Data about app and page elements
::::

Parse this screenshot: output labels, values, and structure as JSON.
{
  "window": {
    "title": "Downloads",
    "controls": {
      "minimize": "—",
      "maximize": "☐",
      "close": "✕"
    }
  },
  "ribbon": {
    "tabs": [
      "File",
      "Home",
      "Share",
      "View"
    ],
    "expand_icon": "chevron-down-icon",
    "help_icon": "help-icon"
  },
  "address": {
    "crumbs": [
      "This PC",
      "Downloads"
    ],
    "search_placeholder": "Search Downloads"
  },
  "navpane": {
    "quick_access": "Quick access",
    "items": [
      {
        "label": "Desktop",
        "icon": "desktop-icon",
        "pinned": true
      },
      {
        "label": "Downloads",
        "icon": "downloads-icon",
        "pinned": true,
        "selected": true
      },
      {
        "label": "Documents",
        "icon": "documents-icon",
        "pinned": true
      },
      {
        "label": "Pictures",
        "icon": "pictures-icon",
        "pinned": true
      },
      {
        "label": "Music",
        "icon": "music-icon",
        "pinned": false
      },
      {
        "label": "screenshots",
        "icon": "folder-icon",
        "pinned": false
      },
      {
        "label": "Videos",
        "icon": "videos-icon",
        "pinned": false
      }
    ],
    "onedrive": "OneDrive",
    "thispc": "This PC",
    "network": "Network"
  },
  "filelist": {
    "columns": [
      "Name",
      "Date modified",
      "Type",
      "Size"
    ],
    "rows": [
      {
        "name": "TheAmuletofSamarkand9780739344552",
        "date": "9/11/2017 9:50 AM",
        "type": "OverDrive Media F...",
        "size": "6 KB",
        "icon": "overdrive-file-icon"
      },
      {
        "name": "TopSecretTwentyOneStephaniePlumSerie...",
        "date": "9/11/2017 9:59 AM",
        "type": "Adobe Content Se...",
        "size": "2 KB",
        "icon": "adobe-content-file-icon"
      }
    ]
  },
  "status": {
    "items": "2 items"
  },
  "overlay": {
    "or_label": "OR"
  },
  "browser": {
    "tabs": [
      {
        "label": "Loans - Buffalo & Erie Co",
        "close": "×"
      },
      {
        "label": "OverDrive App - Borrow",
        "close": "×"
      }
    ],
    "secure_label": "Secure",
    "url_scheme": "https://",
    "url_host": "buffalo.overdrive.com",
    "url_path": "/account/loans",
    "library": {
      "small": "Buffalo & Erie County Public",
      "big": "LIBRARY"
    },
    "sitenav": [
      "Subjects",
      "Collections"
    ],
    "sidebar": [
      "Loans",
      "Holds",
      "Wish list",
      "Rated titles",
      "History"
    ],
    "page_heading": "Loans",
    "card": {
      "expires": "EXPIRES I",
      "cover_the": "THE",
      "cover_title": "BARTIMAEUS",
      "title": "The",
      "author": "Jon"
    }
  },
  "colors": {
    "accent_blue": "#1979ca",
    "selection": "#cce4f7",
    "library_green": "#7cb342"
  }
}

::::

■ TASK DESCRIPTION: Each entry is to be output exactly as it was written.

■ SOLVED PROBLEM:
Parse this screenshot: output labels, values, and structure as JSON.
{
  "window": {
    "title": "Downloads",
    "controls": {
      "minimize": "—",
      "maximize": "☐",
      "close": "✕"
    }
  },
  "ribbon": {
    "tabs": [
      "File",
      "Home",
      "Share",
      "View"
    ],
    "expand_icon": "chevron-down-icon",
    "help_icon": "help-icon"
  },
  "address": {
    "crumbs": [
      "This PC",
      "Downloads"
    ],
    "search_placeholder": "Search Downloads"
  },
  "navpane": {
    "quick_access": "Quick access",
    "items": [
      {
        "label": "Desktop",
        "icon": "desktop-icon",
        "pinned": true
      },
      {
        "label": "Downloads",
        "icon": "downloads-icon",
        "pinned": true,
        "selected": true
      },
      {
        "label": "Documents",
        "icon": "documents-icon",
        "pinned": true
      },
      {
        "label": "Pictures",
        "icon": "pictures-icon",
        "pinned": true
      },
      {
        "label": "Music",
        "icon": "music-icon",
        "pinned": false
      },
      {
        "label": "screenshots",
        "icon": "folder-icon",
        "pinned": false
      },
      {
        "label": "Videos",
        "icon": "videos-icon",
        "pinned": false
      }
    ],
    "onedrive": "OneDrive",
    "thispc": "This PC",
    "network": "Network"
  },
  "filelist": {
    "columns": [
      "Name",
      "Date modified",
      "Type",
      "Size"
    ],
    "rows": [
      {
        "name": "TheAmuletofSamarkand9780739344552",
        "date": "9/11/2017 9:50 AM",
        "type": "OverDrive Media F...",
        "size": "6 KB",
        "icon": "overdrive-file-icon"
      },
      {
        "name": "TopSecretTwentyOneStephaniePlumSerie...",
        "date": "9/11/2017 9:59 AM",
        "type": "Adobe Content Se...",
        "size": "2 KB",
        "icon": "adobe-content-file-icon"
      }
    ]
  },
  "status": {
    "items": "2 items"
  },
  "overlay": {
    "or_label": "OR"
  },
  "browser": {
    "tabs": [
      {
        "label": "Loans - Buffalo & Erie Co",
        "close": "×"
      },
      {
        "label": "OverDrive App - Borrow",
        "close": "×"
      }
    ],
    "secure_label": "Secure",
    "url_scheme": "https://",
    "url_host": "buffalo.overdrive.com",
    "url_path": "/account/loans",
    "library": {
      "small": "Buffalo & Erie County Public",
      "big": "LIBRARY"
    },
    "sitenav": [
      "Subjects",
      "Collections"
    ],
    "sidebar": [
      "Loans",
      "Holds",
      "Wish list",
      "Rated titles",
      "History"
    ],
    "page_heading": "Loans",
    "card": {
      "expires": "EXPIRES I",
      "cover_the": "THE",
      "cover_title": "BARTIMAEUS",
      "title": "The",
      "author": "Jon"
    }
  },
  "colors": {
    "accent_blue": "#1979ca",
    "selection": "#cce4f7",
    "library_green": "#7cb342"
  }
}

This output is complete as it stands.